More Debt Shell Games
Supply chain financing is finally getting the attention it deserves
Our last report explored how companies can have very material future cash flow obligations that don’t show up on the long-term liabilities section of the balance sheet. Failure to consider these amounts can leave investors with a very distorted picture of the company’s true leverage position. In addition to these off-balance sheet liabilities, many companies have managed to shift meaningful amounts of their leverage to working capital accounts where it is overlooked by many. Supply chain finance programs are one such method.
For some time now, we have been warning institutional clients about the expanding use of supply chain finance arrangements which have allowed some companies to greatly enhance cash flow growth by extending payment terms with suppliers. Our October 2022 piece Mom and Dad Just Pulled into the Driveway documented how the FASB issued new guidelines requiring companies to disclose certain details about any supply chain financing program they supported beginning in 2023. Now that the FASB rules have gone into effect, the real extent of these programs and how material they are to some companies’ financial footings are starting to get the public’s attention. We recently read an interesting article in Bloomberg called New Rules Reveal $64 Billion of Hidden Leverage at Big US Firms which gives a great overview of the issue.

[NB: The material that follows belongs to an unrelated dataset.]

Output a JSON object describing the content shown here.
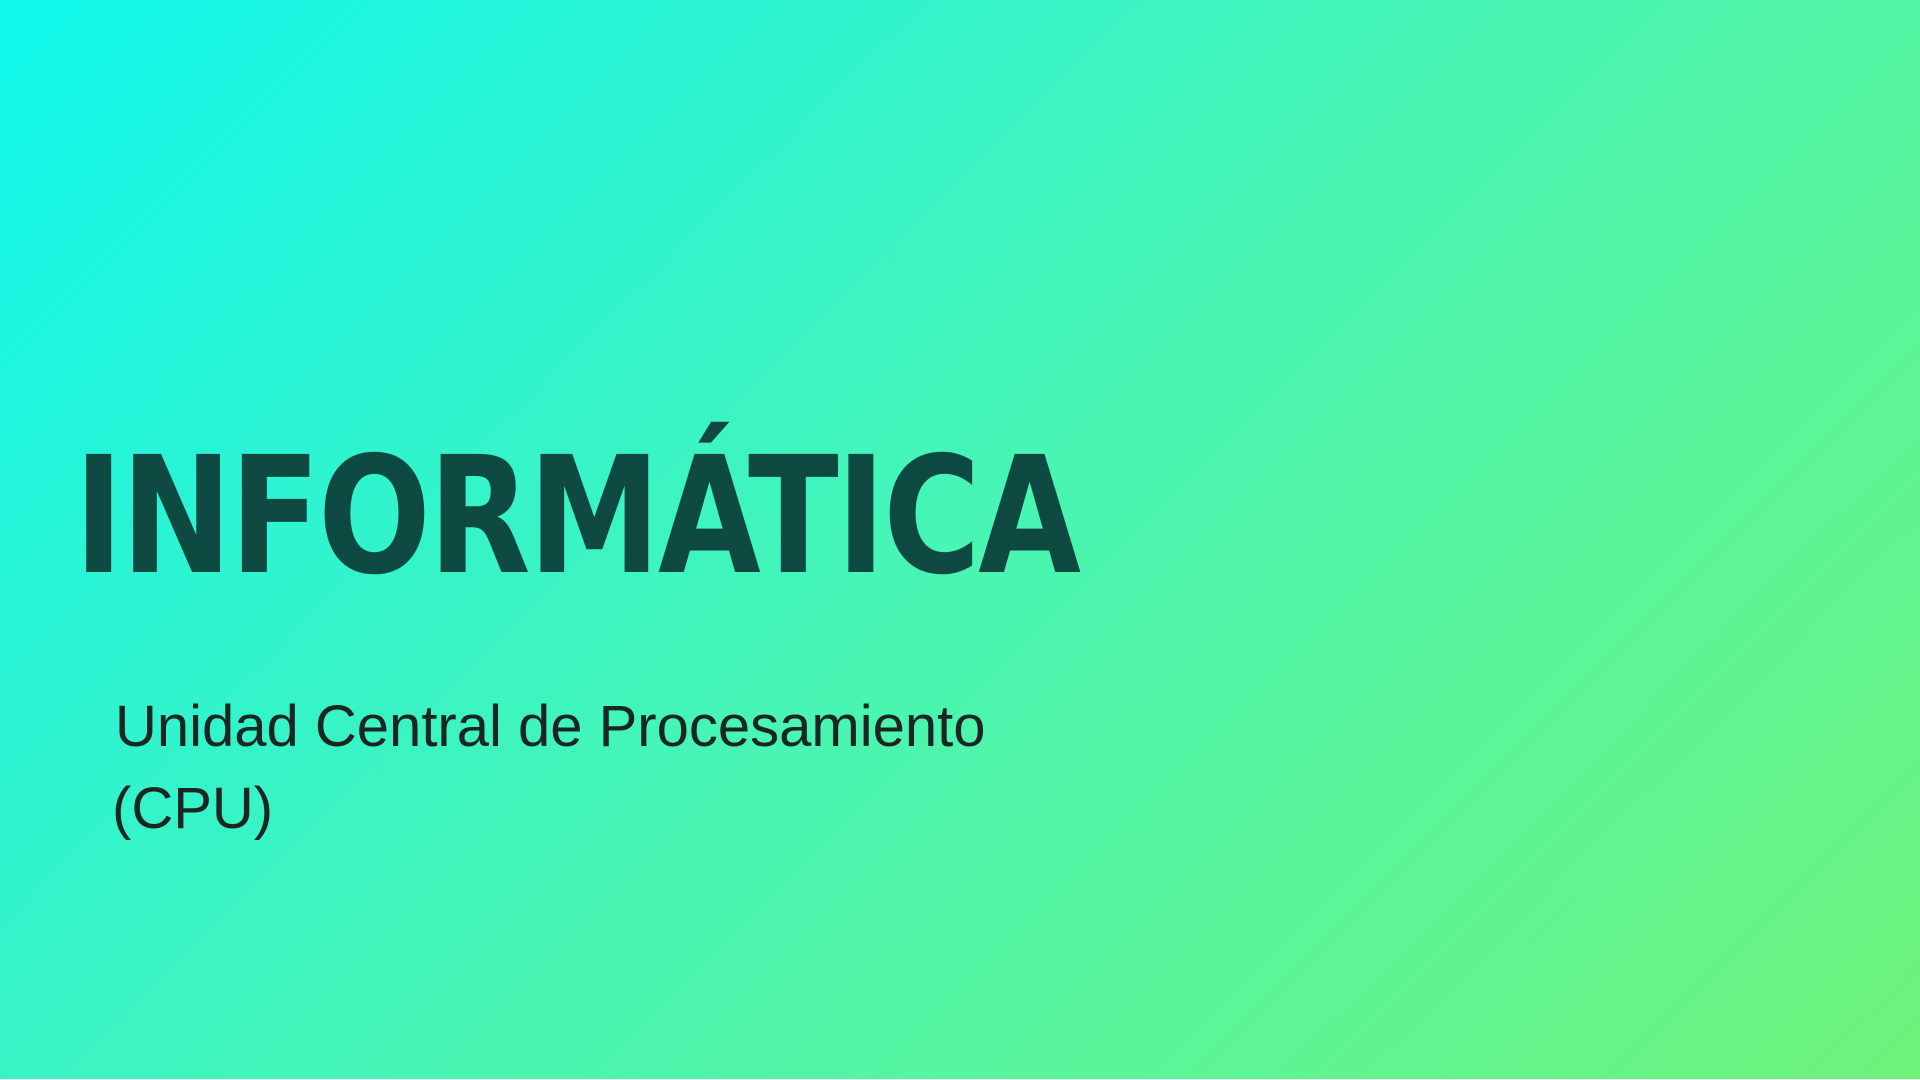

Many companies had already disclosed the existence of such programs, some after a gentle push by the SEC. We documented some of these cases including how out of control Keurig Dr Pepper’s (KDP) payables have become over the years in our June 2022 piece We Will Gladly Pay You Tuesday for Some Raw Materials Today. Not all SCF’s are as extreme as KDP’s. However, many companies may still see a material impact on their results if these programs unwind in the wake of higher interest rates. We will examine how analysts should be viewing these programs and give some examples of recent new disclosures.